• [Task prompt]: For this exercise, write out every entry exactly and leave the pictures out.

• [Available data]:
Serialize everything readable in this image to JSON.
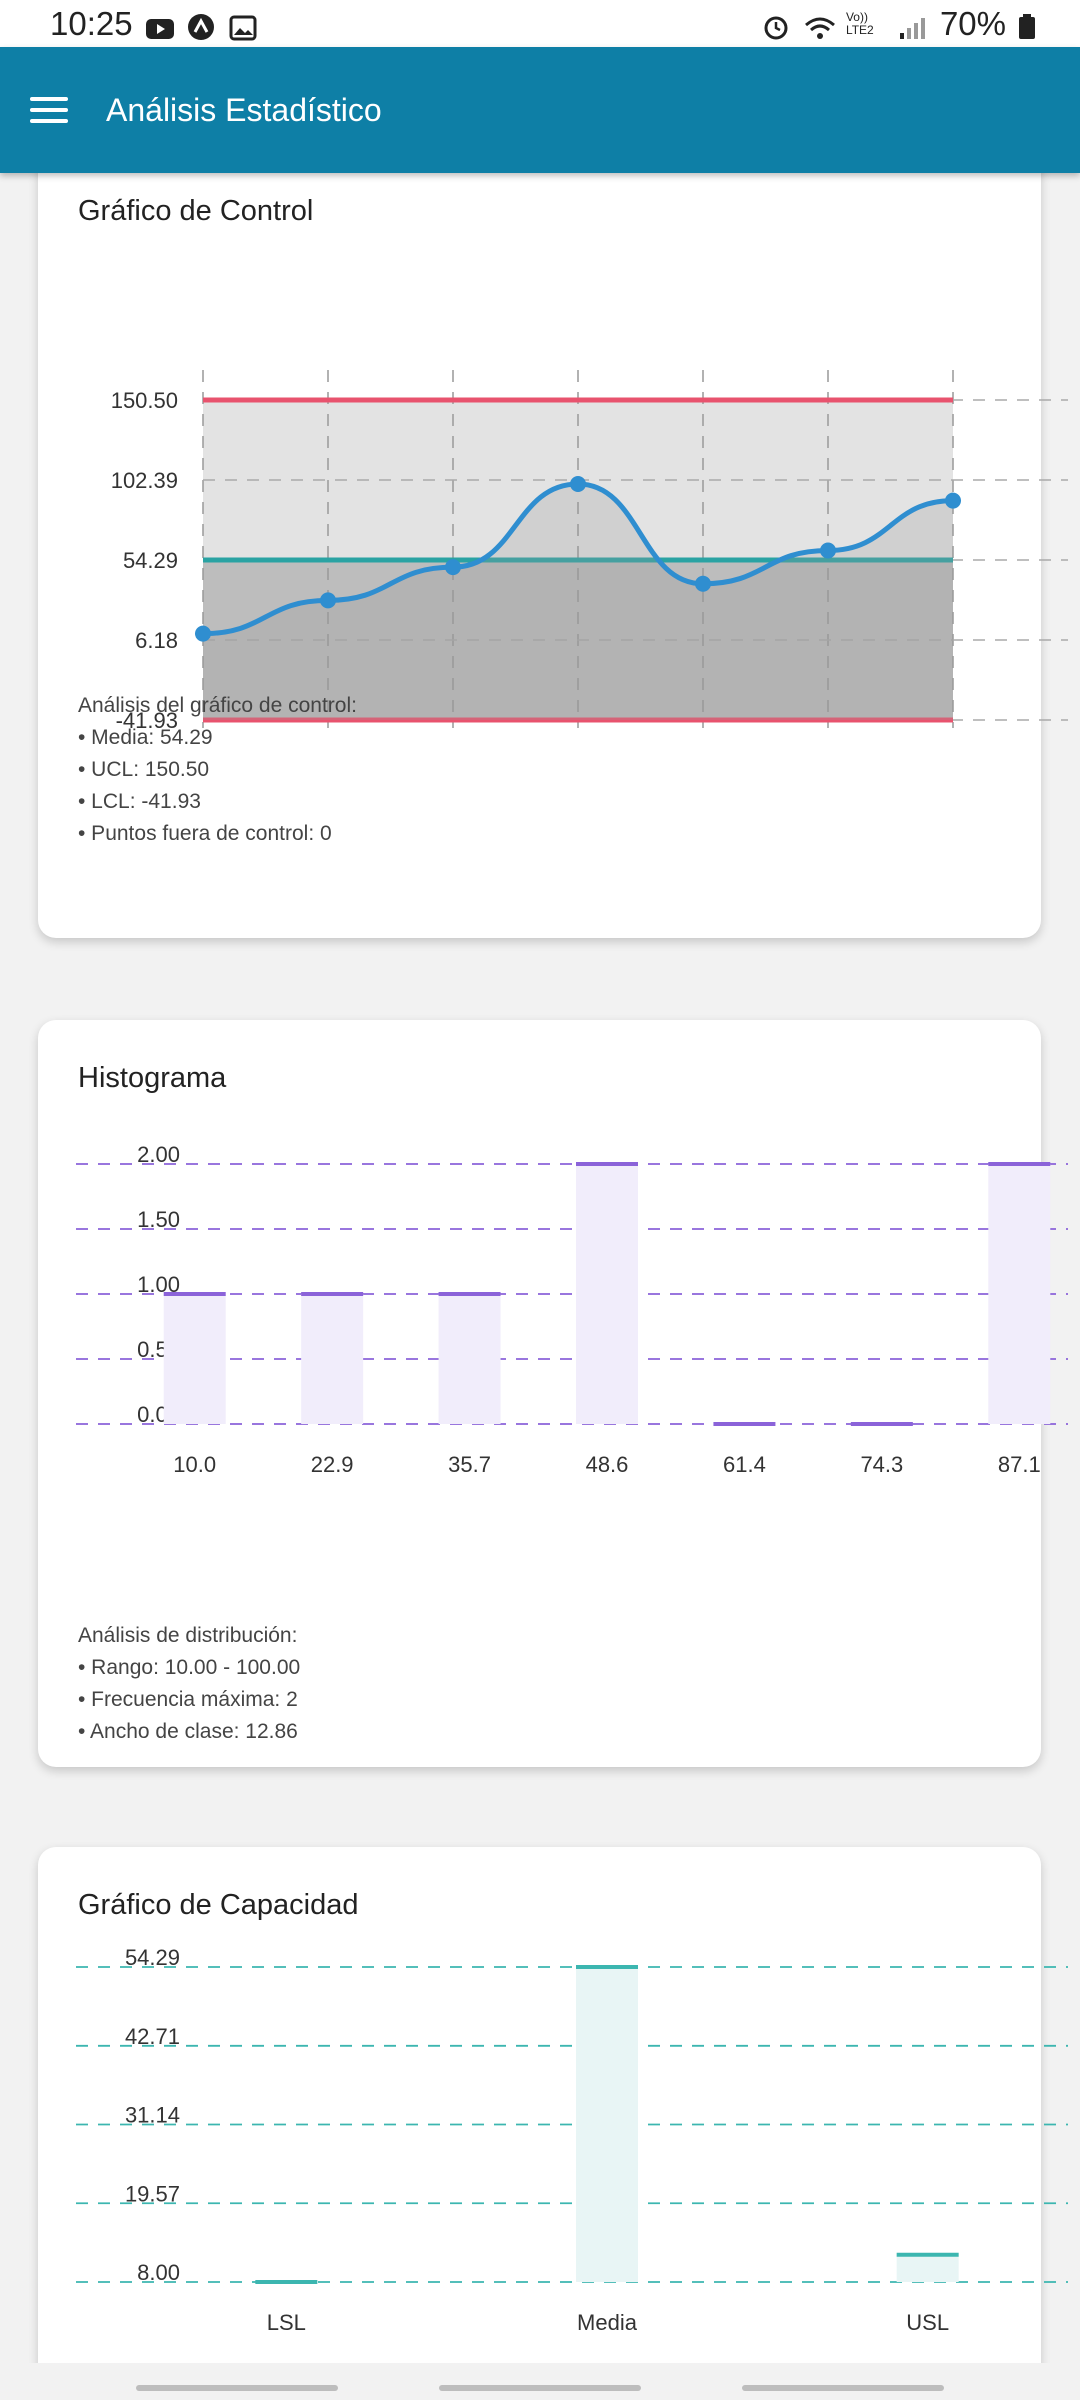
{
  "status": {
    "time": "10:25",
    "battery": "70%",
    "network": "Vo)) LTE2"
  },
  "app": {
    "title": "Análisis Estadístico"
  },
  "control_card": {
    "title": "Gráfico de Control",
    "analysis": [
      "Análisis del gráfico de control:",
      "• Media: 54.29",
      "• UCL: 150.50",
      "• LCL: -41.93",
      "• Puntos fuera de control: 0"
    ]
  },
  "histogram_card": {
    "title": "Histograma",
    "analysis": [
      "Análisis de distribución:",
      "• Rango: 10.00 - 100.00",
      "• Frecuencia máxima: 2",
      "• Ancho de clase: 12.86"
    ]
  },
  "capacity_card": {
    "title": "Gráfico de Capacidad"
  },
  "chart_data": [
    {
      "type": "line",
      "title": "Gráfico de Control",
      "ylim": [
        -41.93,
        150.5
      ],
      "yticks": [
        "150.50",
        "102.39",
        "54.29",
        "6.18",
        "-41.93"
      ],
      "x": [
        0,
        1,
        2,
        3,
        4,
        5,
        6
      ],
      "values": [
        10,
        30,
        50,
        100,
        40,
        60,
        90
      ],
      "center": 54.29,
      "ucl": 150.5,
      "lcl": -41.93,
      "colors": {
        "line": "#2f8ed0",
        "ucl": "#e8536e",
        "center": "#2aa3a3",
        "fill_above": "#e3e3e3",
        "fill_below": "#bdbdbd"
      }
    },
    {
      "type": "bar",
      "title": "Histograma",
      "categories": [
        "10.0",
        "22.9",
        "35.7",
        "48.6",
        "61.4",
        "74.3",
        "87.1"
      ],
      "values": [
        1,
        1,
        1,
        2,
        0,
        0,
        2
      ],
      "ylim": [
        0,
        2
      ],
      "yticks": [
        "2.00",
        "1.50",
        "1.00",
        "0.50",
        "0.00"
      ],
      "colors": {
        "bar": "#f1edfb",
        "cap": "#8b63d9",
        "grid": "#8b63d9"
      }
    },
    {
      "type": "bar",
      "title": "Gráfico de Capacidad",
      "categories": [
        "LSL",
        "Media",
        "USL"
      ],
      "values": [
        8.0,
        54.29,
        12.0
      ],
      "ylim": [
        8.0,
        54.29
      ],
      "yticks": [
        "54.29",
        "42.71",
        "31.14",
        "19.57",
        "8.00"
      ],
      "colors": {
        "bar": "#e8f5f5",
        "cap": "#3cb6b0",
        "grid": "#3cb6b0"
      }
    }
  ]
}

• [Output of the task]:
Serialize everything readable in this image to JSON.
{
  "status": {
    "time": "10:25",
    "battery": "70%",
    "network": "Vo)) LTE2"
  },
  "app": {
    "title": "Análisis Estadístico"
  },
  "control_card": {
    "title": "Gráfico de Control",
    "analysis": [
      "Análisis del gráfico de control:",
      "• Media: 54.29",
      "• UCL: 150.50",
      "• LCL: -41.93",
      "• Puntos fuera de control: 0"
    ]
  },
  "histogram_card": {
    "title": "Histograma",
    "analysis": [
      "Análisis de distribución:",
      "• Rango: 10.00 - 100.00",
      "• Frecuencia máxima: 2",
      "• Ancho de clase: 12.86"
    ]
  },
  "capacity_card": {
    "title": "Gráfico de Capacidad"
  },
  "chart_data": [
    {
      "type": "line",
      "title": "Gráfico de Control",
      "ylim": [
        -41.93,
        150.5
      ],
      "yticks": [
        "150.50",
        "102.39",
        "54.29",
        "6.18",
        "-41.93"
      ],
      "x": [
        0,
        1,
        2,
        3,
        4,
        5,
        6
      ],
      "values": [
        10,
        30,
        50,
        100,
        40,
        60,
        90
      ],
      "center": 54.29,
      "ucl": 150.5,
      "lcl": -41.93,
      "colors": {
        "line": "#2f8ed0",
        "ucl": "#e8536e",
        "center": "#2aa3a3",
        "fill_above": "#e3e3e3",
        "fill_below": "#bdbdbd"
      }
    },
    {
      "type": "bar",
      "title": "Histograma",
      "categories": [
        "10.0",
        "22.9",
        "35.7",
        "48.6",
        "61.4",
        "74.3",
        "87.1"
      ],
      "values": [
        1,
        1,
        1,
        2,
        0,
        0,
        2
      ],
      "ylim": [
        0,
        2
      ],
      "yticks": [
        "2.00",
        "1.50",
        "1.00",
        "0.50",
        "0.00"
      ],
      "colors": {
        "bar": "#f1edfb",
        "cap": "#8b63d9",
        "grid": "#8b63d9"
      }
    },
    {
      "type": "bar",
      "title": "Gráfico de Capacidad",
      "categories": [
        "LSL",
        "Media",
        "USL"
      ],
      "values": [
        8.0,
        54.29,
        12.0
      ],
      "ylim": [
        8.0,
        54.29
      ],
      "yticks": [
        "54.29",
        "42.71",
        "31.14",
        "19.57",
        "8.00"
      ],
      "colors": {
        "bar": "#e8f5f5",
        "cap": "#3cb6b0",
        "grid": "#3cb6b0"
      }
    }
  ]
}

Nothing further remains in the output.